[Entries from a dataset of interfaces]
-----

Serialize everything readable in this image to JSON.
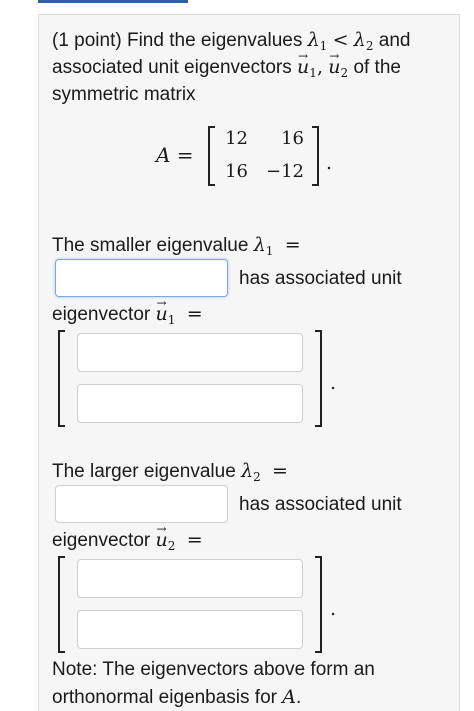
{
  "problem": {
    "line1_points": "(1 point) Find the eigenvalues",
    "line1_and": "and",
    "line2_text": "associated unit eigenvectors",
    "line2_end": "of the",
    "line3": "symmetric matrix",
    "matrix_lhs": "A =",
    "matrix": [
      [
        "12",
        "16"
      ],
      [
        "16",
        "−12"
      ]
    ],
    "matrix_period": "."
  },
  "part1": {
    "label": "The smaller eigenvalue",
    "eigen_symbol": "λ",
    "eigen_sub": "1",
    "equals": "=",
    "assoc": "has associated unit",
    "eigvec_label": "eigenvector",
    "vec_symbol": "u",
    "vec_sub": "1",
    "vec_equals": "=",
    "input_value": "",
    "vec_inputs": [
      "",
      ""
    ],
    "period": "."
  },
  "part2": {
    "label": "The larger eigenvalue",
    "eigen_symbol": "λ",
    "eigen_sub": "2",
    "equals": "=",
    "assoc": "has associated unit",
    "eigvec_label": "eigenvector",
    "vec_symbol": "u",
    "vec_sub": "2",
    "vec_equals": "=",
    "input_value": "",
    "vec_inputs": [
      "",
      ""
    ],
    "period": "."
  },
  "note": {
    "line1": "Note: The eigenvectors above form an",
    "line2": "orthonormal eigenbasis for",
    "symbol": "A",
    "end": "."
  },
  "symbols": {
    "lambda": "λ",
    "sub1": "1",
    "sub2": "2",
    "lt": "<",
    "u": "u",
    "comma": ","
  },
  "colors": {
    "panel_bg": "#f6f6f6",
    "accent": "#2f5fa8",
    "focus_border": "#7aa7e8"
  }
}
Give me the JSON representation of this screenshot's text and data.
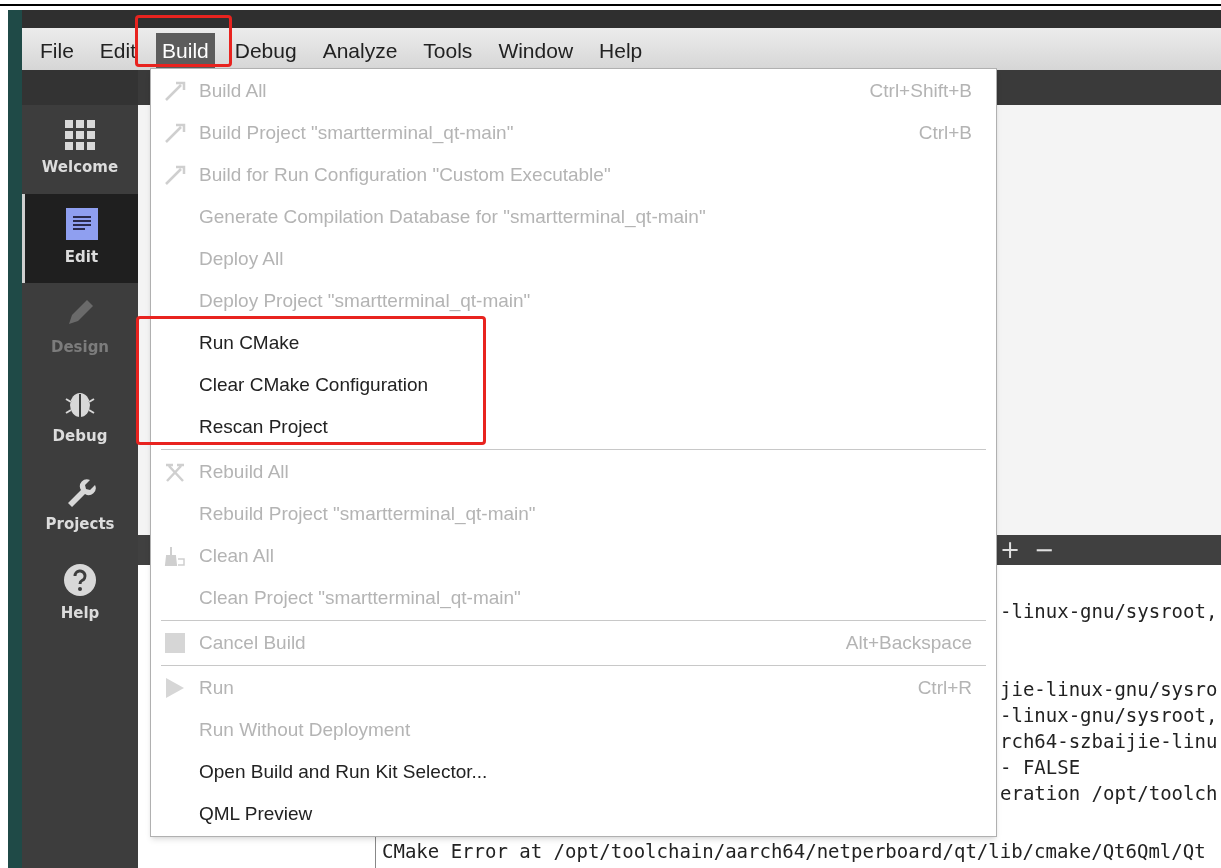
{
  "menubar": [
    {
      "label": "File",
      "selected": false
    },
    {
      "label": "Edit",
      "selected": false
    },
    {
      "label": "Build",
      "selected": true
    },
    {
      "label": "Debug",
      "selected": false
    },
    {
      "label": "Analyze",
      "selected": false
    },
    {
      "label": "Tools",
      "selected": false
    },
    {
      "label": "Window",
      "selected": false
    },
    {
      "label": "Help",
      "selected": false
    }
  ],
  "sidebar": [
    {
      "kind": "welcome",
      "label": "Welcome",
      "selected": false,
      "disabled": false
    },
    {
      "kind": "edit",
      "label": "Edit",
      "selected": true,
      "disabled": false
    },
    {
      "kind": "design",
      "label": "Design",
      "selected": false,
      "disabled": true
    },
    {
      "kind": "debug",
      "label": "Debug",
      "selected": false,
      "disabled": false
    },
    {
      "kind": "projects",
      "label": "Projects",
      "selected": false,
      "disabled": false
    },
    {
      "kind": "help",
      "label": "Help",
      "selected": false,
      "disabled": false
    }
  ],
  "output": {
    "header": [
      "+",
      "−"
    ],
    "fragments": [
      [
        "-linux-gnu/sysroot,"
      ],
      [
        "jie-linux-gnu/sysro",
        "-linux-gnu/sysroot,",
        "rch64-szbaijie-linu",
        "- FALSE",
        "eration /opt/toolch"
      ]
    ],
    "lines": [
      "CMake Error at /opt/toolchain/aarch64/netperboard/qt/lib/cmake/Qt6Qml/Qt"
    ]
  },
  "menu": [
    {
      "kind": "build",
      "label": "Build All",
      "shortcut": "Ctrl+Shift+B",
      "disabled": true
    },
    {
      "kind": "build",
      "label": "Build Project \"smartterminal_qt-main\"",
      "shortcut": "Ctrl+B",
      "disabled": true
    },
    {
      "kind": "build",
      "label": "Build for Run Configuration \"Custom Executable\"",
      "disabled": true
    },
    {
      "kind": "plain",
      "label": "Generate Compilation Database for \"smartterminal_qt-main\"",
      "disabled": true
    },
    {
      "kind": "plain",
      "label": "Deploy All",
      "disabled": true
    },
    {
      "kind": "plain",
      "label": "Deploy Project \"smartterminal_qt-main\"",
      "disabled": true
    },
    {
      "kind": "plain",
      "label": "Run CMake",
      "disabled": false
    },
    {
      "kind": "plain",
      "label": "Clear CMake Configuration",
      "disabled": false
    },
    {
      "kind": "plain",
      "label": "Rescan Project",
      "disabled": false
    },
    {
      "kind": "separator"
    },
    {
      "kind": "rebuild",
      "label": "Rebuild All",
      "disabled": true
    },
    {
      "kind": "plain",
      "label": "Rebuild Project \"smartterminal_qt-main\"",
      "disabled": true
    },
    {
      "kind": "clean",
      "label": "Clean All",
      "disabled": true
    },
    {
      "kind": "plain",
      "label": "Clean Project \"smartterminal_qt-main\"",
      "disabled": true
    },
    {
      "kind": "separator"
    },
    {
      "kind": "cancel",
      "label": "Cancel Build",
      "shortcut": "Alt+Backspace",
      "disabled": true
    },
    {
      "kind": "separator"
    },
    {
      "kind": "run",
      "label": "Run",
      "shortcut": "Ctrl+R",
      "disabled": true
    },
    {
      "kind": "plain",
      "label": "Run Without Deployment",
      "disabled": true
    },
    {
      "kind": "plain",
      "label": "Open Build and Run Kit Selector...",
      "disabled": false
    },
    {
      "kind": "plain",
      "label": "QML Preview",
      "disabled": false
    }
  ]
}
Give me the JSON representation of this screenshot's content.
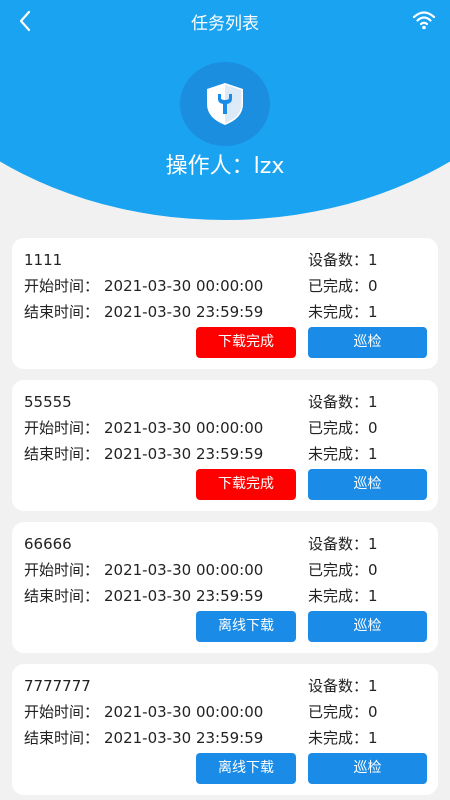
{
  "topbar": {
    "title": "任务列表",
    "back_icon": "chevron-left-icon",
    "wifi_icon": "wifi-icon"
  },
  "header": {
    "operator": "操作人：lzx",
    "logo_icon": "shield-wrench-icon"
  },
  "colors": {
    "primary": "#1aa3f0",
    "button_blue": "#1a8be6",
    "button_red": "#ff0000"
  },
  "labels": {
    "start": "开始时间：",
    "end": "结束时间：",
    "devices": "设备数：",
    "done": "已完成：",
    "undone": "未完成：",
    "inspect": "巡检"
  },
  "tasks": [
    {
      "name": "1111",
      "start": "2021-03-30 00:00:00",
      "end": "2021-03-30 23:59:59",
      "devices": "1",
      "done": "0",
      "undone": "1",
      "action": "下载完成",
      "action_color": "red"
    },
    {
      "name": "55555",
      "start": "2021-03-30 00:00:00",
      "end": "2021-03-30 23:59:59",
      "devices": "1",
      "done": "0",
      "undone": "1",
      "action": "下载完成",
      "action_color": "red"
    },
    {
      "name": "66666",
      "start": "2021-03-30 00:00:00",
      "end": "2021-03-30 23:59:59",
      "devices": "1",
      "done": "0",
      "undone": "1",
      "action": "离线下载",
      "action_color": "blue"
    },
    {
      "name": "7777777",
      "start": "2021-03-30 00:00:00",
      "end": "2021-03-30 23:59:59",
      "devices": "1",
      "done": "0",
      "undone": "1",
      "action": "离线下载",
      "action_color": "blue"
    }
  ]
}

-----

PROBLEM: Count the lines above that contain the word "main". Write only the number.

ANSWER TO THE EXERCISE: 5